Action item> From the records that follow, give the number of lines that include the word "title", with no further words.

Records>
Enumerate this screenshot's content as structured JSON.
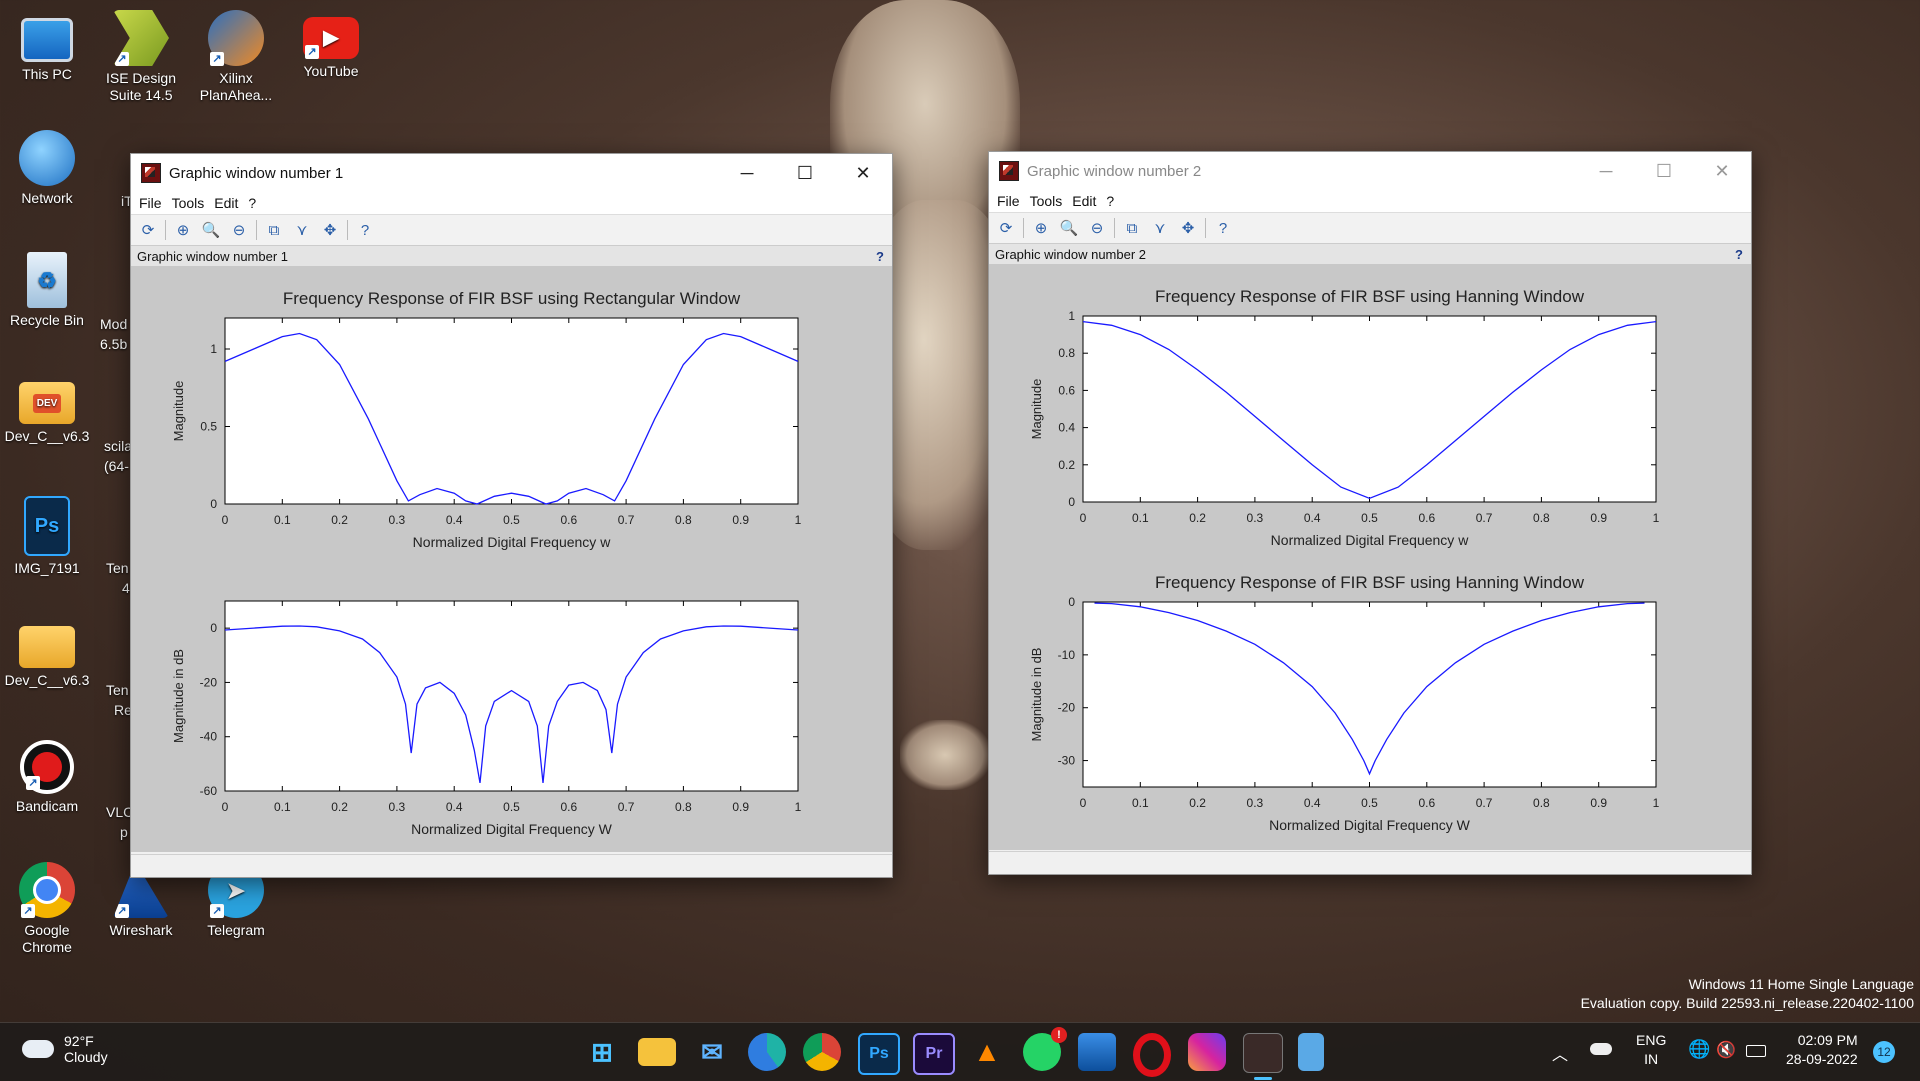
{
  "desktop": {
    "icons": [
      {
        "label": "This PC",
        "icon": "monitor-icon"
      },
      {
        "label": "ISE Design Suite 14.5",
        "icon": "ise-design-icon"
      },
      {
        "label": "Xilinx PlanAhea...",
        "icon": "xilinx-planahead-icon"
      },
      {
        "label": "YouTube",
        "icon": "youtube-icon"
      },
      {
        "label": "Network",
        "icon": "network-globe-icon"
      },
      {
        "label": "Recycle Bin",
        "icon": "recycle-bin-icon"
      },
      {
        "label": "Dev_C__v6.3",
        "icon": "folder-dev-icon"
      },
      {
        "label": "IMG_7191",
        "icon": "photoshop-psd-icon"
      },
      {
        "label": "Dev_C__v6.3",
        "icon": "zip-folder-icon"
      },
      {
        "label": "Bandicam",
        "icon": "bandicam-record-icon"
      },
      {
        "label": "Google Chrome",
        "icon": "chrome-icon"
      },
      {
        "label": "Wireshark",
        "icon": "wireshark-fin-icon"
      },
      {
        "label": "Telegram",
        "icon": "telegram-icon"
      }
    ],
    "partial_labels": [
      "iT",
      "Mod",
      "6.5b",
      "scila",
      "(64-",
      "Ten",
      "4",
      "Ten",
      "Re",
      "VLC",
      "p"
    ]
  },
  "windows": [
    {
      "title": "Graphic window number 1",
      "menu": [
        "File",
        "Tools",
        "Edit",
        "?"
      ],
      "info_label": "Graphic window number 1",
      "help": "?",
      "controls": {
        "minimize": "─",
        "maximize": "☐",
        "close": "✕"
      }
    },
    {
      "title": "Graphic window number 2",
      "menu": [
        "File",
        "Tools",
        "Edit",
        "?"
      ],
      "info_label": "Graphic window number 2",
      "help": "?",
      "controls": {
        "minimize": "─",
        "maximize": "☐",
        "close": "✕"
      }
    }
  ],
  "chart_data": [
    {
      "type": "line",
      "title": "Frequency Response of FIR BSF using Rectangular Window",
      "xlabel": "Normalized Digital Frequency w",
      "ylabel": "Magnitude",
      "xlim": [
        0,
        1
      ],
      "ylim": [
        0,
        1.2
      ],
      "xticks": [
        "0",
        "0.1",
        "0.2",
        "0.3",
        "0.4",
        "0.5",
        "0.6",
        "0.7",
        "0.8",
        "0.9",
        "1"
      ],
      "yticks": [
        {
          "v": 0,
          "t": "0"
        },
        {
          "v": 0.5,
          "t": "0.5"
        },
        {
          "v": 1,
          "t": "1"
        }
      ],
      "series": [
        {
          "x": [
            0,
            0.05,
            0.1,
            0.13,
            0.16,
            0.2,
            0.25,
            0.3,
            0.32,
            0.34,
            0.37,
            0.4,
            0.42,
            0.44,
            0.47,
            0.5,
            0.53,
            0.56,
            0.58,
            0.6,
            0.63,
            0.66,
            0.68,
            0.7,
            0.75,
            0.8,
            0.84,
            0.87,
            0.9,
            0.95,
            1
          ],
          "y": [
            0.92,
            1.0,
            1.08,
            1.1,
            1.06,
            0.9,
            0.55,
            0.15,
            0.02,
            0.06,
            0.1,
            0.07,
            0.02,
            0.0,
            0.05,
            0.07,
            0.05,
            0.0,
            0.02,
            0.07,
            0.1,
            0.06,
            0.02,
            0.15,
            0.55,
            0.9,
            1.06,
            1.1,
            1.08,
            1.0,
            0.92
          ],
          "color": "#1a1aff"
        }
      ]
    },
    {
      "type": "line",
      "title": "",
      "xlabel": "Normalized Digital Frequency W",
      "ylabel": "Magnitude in dB",
      "xlim": [
        0,
        1
      ],
      "ylim": [
        -60,
        10
      ],
      "xticks": [
        "0",
        "0.1",
        "0.2",
        "0.3",
        "0.4",
        "0.5",
        "0.6",
        "0.7",
        "0.8",
        "0.9",
        "1"
      ],
      "yticks": [
        {
          "v": -60,
          "t": "-60"
        },
        {
          "v": -40,
          "t": "-40"
        },
        {
          "v": -20,
          "t": "-20"
        },
        {
          "v": 0,
          "t": "0"
        }
      ],
      "series": [
        {
          "x": [
            0,
            0.05,
            0.1,
            0.13,
            0.16,
            0.2,
            0.24,
            0.27,
            0.3,
            0.315,
            0.325,
            0.335,
            0.35,
            0.375,
            0.4,
            0.42,
            0.435,
            0.445,
            0.455,
            0.47,
            0.5,
            0.53,
            0.545,
            0.555,
            0.565,
            0.58,
            0.6,
            0.625,
            0.65,
            0.665,
            0.675,
            0.685,
            0.7,
            0.73,
            0.76,
            0.8,
            0.84,
            0.87,
            0.9,
            0.95,
            1
          ],
          "y": [
            -0.7,
            0,
            0.7,
            0.8,
            0.5,
            -1,
            -4,
            -9,
            -18,
            -28,
            -46,
            -28,
            -22,
            -20,
            -24,
            -32,
            -45,
            -57,
            -36,
            -27,
            -23,
            -27,
            -36,
            -57,
            -36,
            -27,
            -21,
            -20,
            -23,
            -30,
            -46,
            -28,
            -18,
            -9,
            -4,
            -1,
            0.5,
            0.8,
            0.7,
            0,
            -0.7
          ],
          "color": "#1a1aff"
        }
      ]
    },
    {
      "type": "line",
      "title": "Frequency Response of FIR BSF using Hanning Window",
      "xlabel": "Normalized Digital Frequency w",
      "ylabel": "Magnitude",
      "xlim": [
        0,
        1
      ],
      "ylim": [
        0,
        1
      ],
      "xticks": [
        "0",
        "0.1",
        "0.2",
        "0.3",
        "0.4",
        "0.5",
        "0.6",
        "0.7",
        "0.8",
        "0.9",
        "1"
      ],
      "yticks": [
        {
          "v": 0,
          "t": "0"
        },
        {
          "v": 0.2,
          "t": "0.2"
        },
        {
          "v": 0.4,
          "t": "0.4"
        },
        {
          "v": 0.6,
          "t": "0.6"
        },
        {
          "v": 0.8,
          "t": "0.8"
        },
        {
          "v": 1,
          "t": "1"
        }
      ],
      "series": [
        {
          "x": [
            0,
            0.05,
            0.1,
            0.15,
            0.2,
            0.25,
            0.3,
            0.35,
            0.4,
            0.45,
            0.5,
            0.55,
            0.6,
            0.65,
            0.7,
            0.75,
            0.8,
            0.85,
            0.9,
            0.95,
            1
          ],
          "y": [
            0.97,
            0.95,
            0.9,
            0.82,
            0.71,
            0.59,
            0.46,
            0.33,
            0.2,
            0.08,
            0.02,
            0.08,
            0.2,
            0.33,
            0.46,
            0.59,
            0.71,
            0.82,
            0.9,
            0.95,
            0.97
          ],
          "color": "#1a1aff"
        }
      ]
    },
    {
      "type": "line",
      "title": "Frequency Response of FIR BSF using Hanning Window",
      "xlabel": "Normalized Digital Frequency W",
      "ylabel": "Magnitude in dB",
      "xlim": [
        0,
        1
      ],
      "ylim": [
        -35,
        0
      ],
      "xticks": [
        "0",
        "0.1",
        "0.2",
        "0.3",
        "0.4",
        "0.5",
        "0.6",
        "0.7",
        "0.8",
        "0.9",
        "1"
      ],
      "yticks": [
        {
          "v": -30,
          "t": "-30"
        },
        {
          "v": -20,
          "t": "-20"
        },
        {
          "v": -10,
          "t": "-10"
        },
        {
          "v": 0,
          "t": "0"
        }
      ],
      "series": [
        {
          "x": [
            0.02,
            0.05,
            0.1,
            0.15,
            0.2,
            0.25,
            0.3,
            0.35,
            0.4,
            0.44,
            0.47,
            0.49,
            0.5,
            0.51,
            0.53,
            0.56,
            0.6,
            0.65,
            0.7,
            0.75,
            0.8,
            0.85,
            0.9,
            0.95,
            0.98
          ],
          "y": [
            -0.2,
            -0.3,
            -0.9,
            -2,
            -3.5,
            -5.5,
            -8,
            -11.5,
            -16,
            -21,
            -26,
            -30,
            -32.5,
            -30,
            -26,
            -21,
            -16,
            -11.5,
            -8,
            -5.5,
            -3.5,
            -2,
            -0.9,
            -0.3,
            -0.2
          ],
          "color": "#1a1aff"
        }
      ]
    }
  ],
  "watermark": {
    "line1": "Windows 11 Home Single Language",
    "line2": "Evaluation copy. Build 22593.ni_release.220402-1100"
  },
  "taskbar": {
    "weather": {
      "temp": "92°F",
      "condition": "Cloudy"
    },
    "apps": [
      "windows-start-icon",
      "file-explorer-icon",
      "mail-icon",
      "edge-icon",
      "chrome-icon",
      "photoshop-icon",
      "premiere-icon",
      "vlc-icon",
      "whatsapp-icon",
      "photos-icon",
      "opera-icon",
      "instagram-icon",
      "scilab-icon",
      "notepad-icon"
    ],
    "whatsapp_badge": "!",
    "lang": "ENG",
    "region": "IN",
    "time": "02:09 PM",
    "date": "28-09-2022",
    "notif_count": "12"
  }
}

Result of this exercise> 6